And then there is this all-pervasive smell of horse dung. My own pony, evocatively named Badal is decked up lovingly with colourful garlands and tassels that sway elegantly as he trots up the slope. His mane is covered with a multi-strand necklace of tiny brass bells which tinkle at every step. Gradually I get the hang of how to balance myself comfortably on the steep curves. As long as he canters, there is no problem, but he would often sprint in trots and that’s when your whole body heaves out of control and your head throbs.

The devotional or sacred aspect apart, a pilgrimage to Vaishno Devi is a quintessential Indian experience.  The bustling crowds – people of all ages from just a few day-old infants to doddering old men and women in search of moksha – are a microcosm of India. The single driving force here is faith. The hills are abuzz with the pilgrims’ chanting and their chatter.   The colours, smells and sights on this four hour ascent are every bit Indian and ethnic. Energetic chants of Jai Mata Di perk up the laggards.

The trek up takes around four hours if you walk briskly; if you saunter, it could take longer. For those on mule-back, the journey is only marginally shorter. Once you reach the top, for about two kilometers, there is a descent into the valley where the shrine is situated. The white temple complex sets off the verdure of the majestic hills. We make our way to one of the lodges that hang out of the hills. Bhajans and announcements pour out of the public address systems and there is visible excitement all around.

The temple trust has built a series of lodges to suit all pockets. For those who can’t afford these, there are free dharmshalas and dormitories and public baths. The shrine is open all year round and one can sleep in the open in summers.  We join the queue just before mid-night and are rewarded with darshan soon after. The shrine has been moved from its original site, a narrow ledge through which you had to squeeze yourself sideways to reach the cave. Now you still have to crouch a bit if you don’t want a knock on your head.

Next morning, we begin our descent through the same route, this time on foot. You now have the option of taking the winding long road or the thousands of steep and crooked steps that would hasten your descent as well as the separation of your knee cap from its tendons. If you persist and go down the stairs, you might reach Katra in just under two hours, but may have to rest your knees for days to recover. The choice is entirely yours.

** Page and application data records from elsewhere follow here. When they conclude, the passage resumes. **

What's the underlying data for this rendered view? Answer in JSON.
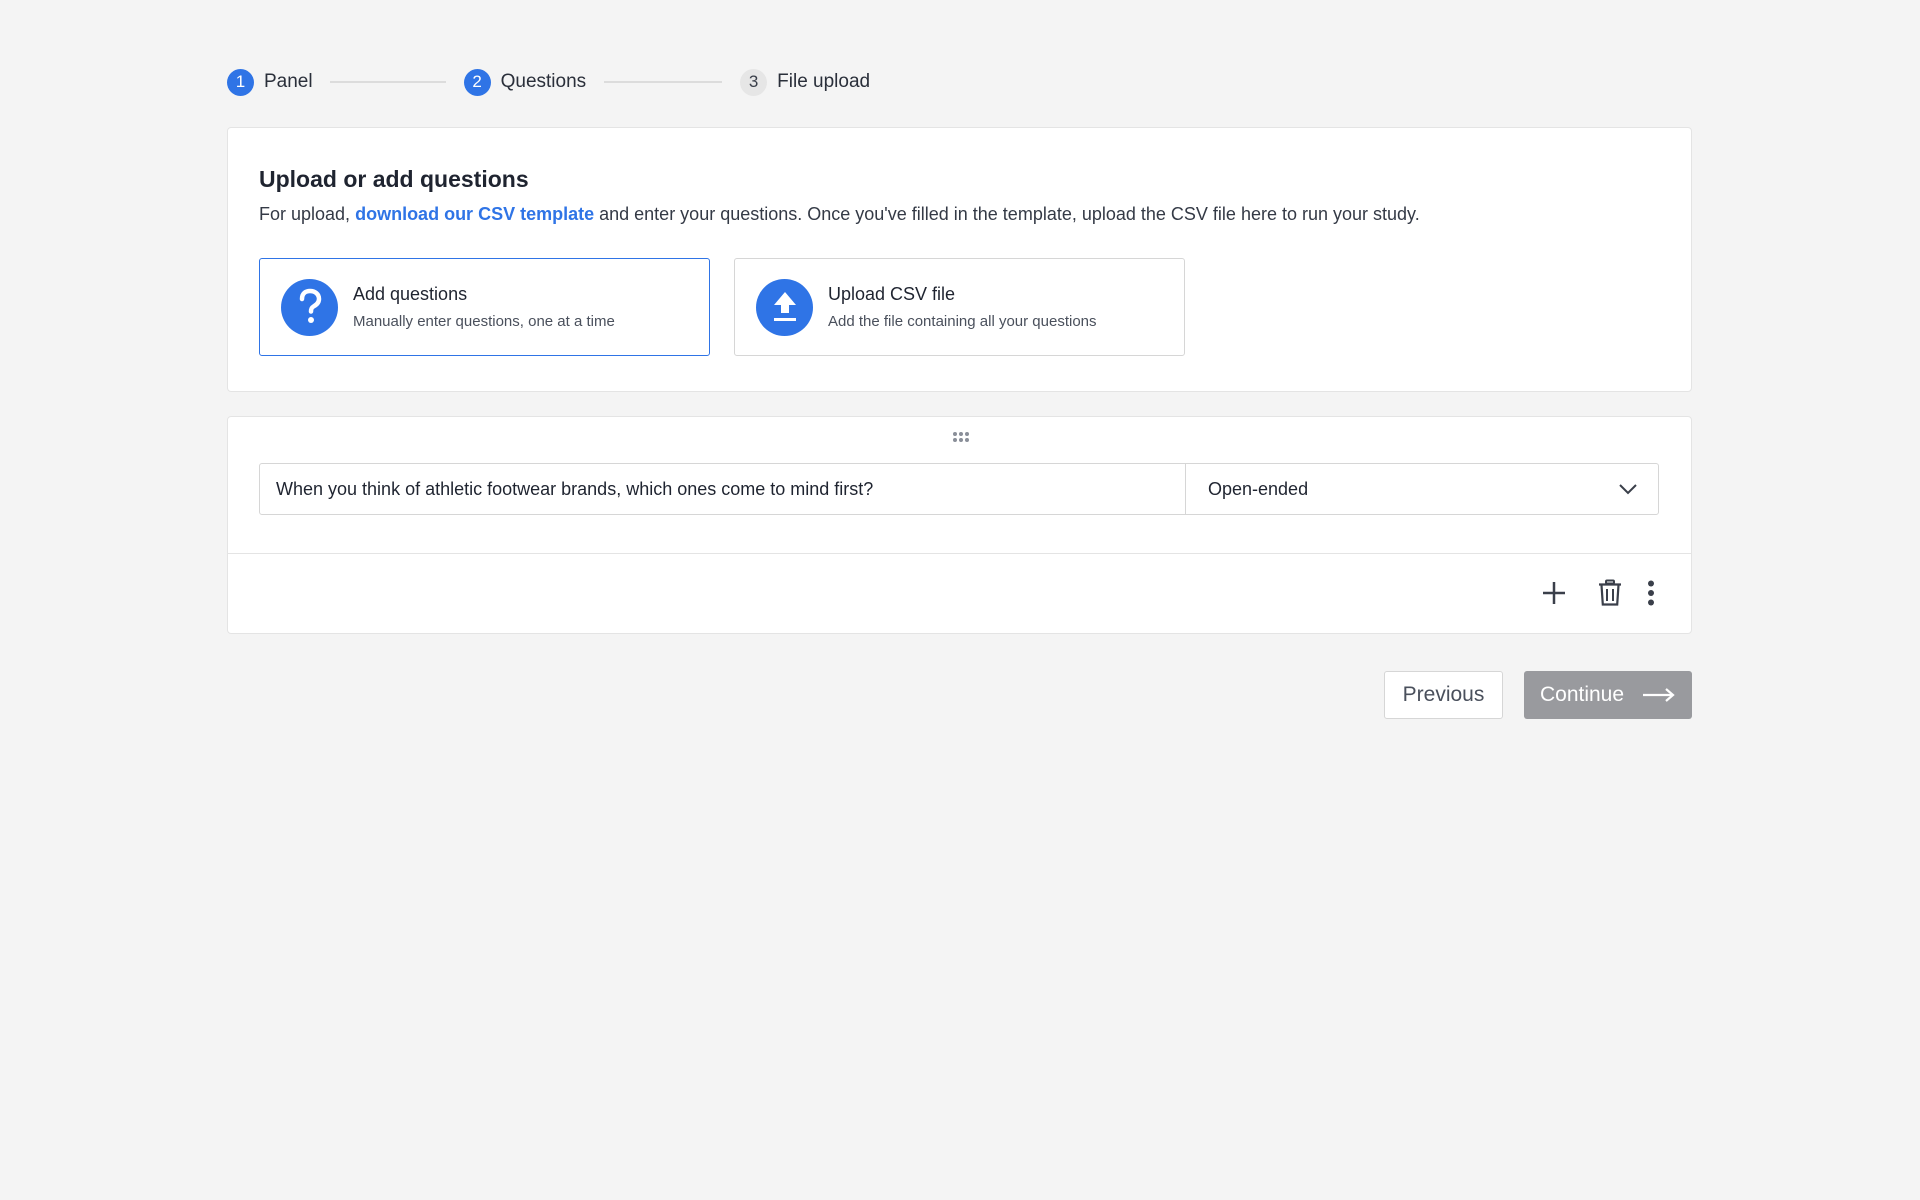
{
  "stepper": {
    "steps": [
      {
        "number": "1",
        "label": "Panel",
        "state": "done"
      },
      {
        "number": "2",
        "label": "Questions",
        "state": "active"
      },
      {
        "number": "3",
        "label": "File upload",
        "state": "pending"
      }
    ]
  },
  "upload_card": {
    "title": "Upload or add questions",
    "desc_prefix": "For upload,",
    "desc_link": "download our CSV template",
    "desc_suffix": "and enter your questions. Once you've filled in the template, upload the CSV file here to run your study.",
    "options": [
      {
        "title": "Add questions",
        "subtitle": "Manually enter questions, one at a time",
        "icon": "question-icon",
        "selected": true
      },
      {
        "title": "Upload CSV file",
        "subtitle": "Add the file containing all your questions",
        "icon": "upload-icon",
        "selected": false
      }
    ]
  },
  "question_card": {
    "question_value": "When you think of athletic footwear brands, which ones come to mind first?",
    "question_type": "Open-ended"
  },
  "footer": {
    "previous_label": "Previous",
    "continue_label": "Continue"
  },
  "colors": {
    "accent": "#2f74e6",
    "continue_disabled": "#999a9e",
    "background": "#f4f4f4"
  }
}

No one turns back from Katra without making a regulation excursion to Patni Top three hours away. It’s a lovely untouristy hill station tucked away in the Jammu-Srinagar highway although JK Tourism and Patni Top Development Authority have built minimalist cottages to attract the discerning travelers. Patni Top nestles among giant cypresses and is a haven for those who want to get away from the madding crowds. We spend a tranquil night in a makeshift camp high up on the hills while the meadows are occupied by families of gujjars. Gujjars are tribesmen who spend their summers in the heights grazing their livestock, but when snow blankets the hillsides, they descend to the Tawi river banks on the outskirts of Jammu. We watch a gujjar family fetch water from a spring far away and cook out in the open. They are nomadic and wouldn’t settle in one place for anything in the world. Like the gujjars, we would have loved to bivouac under the starry skies, but are persuaded by the camp attendant to get back into our tin shelter.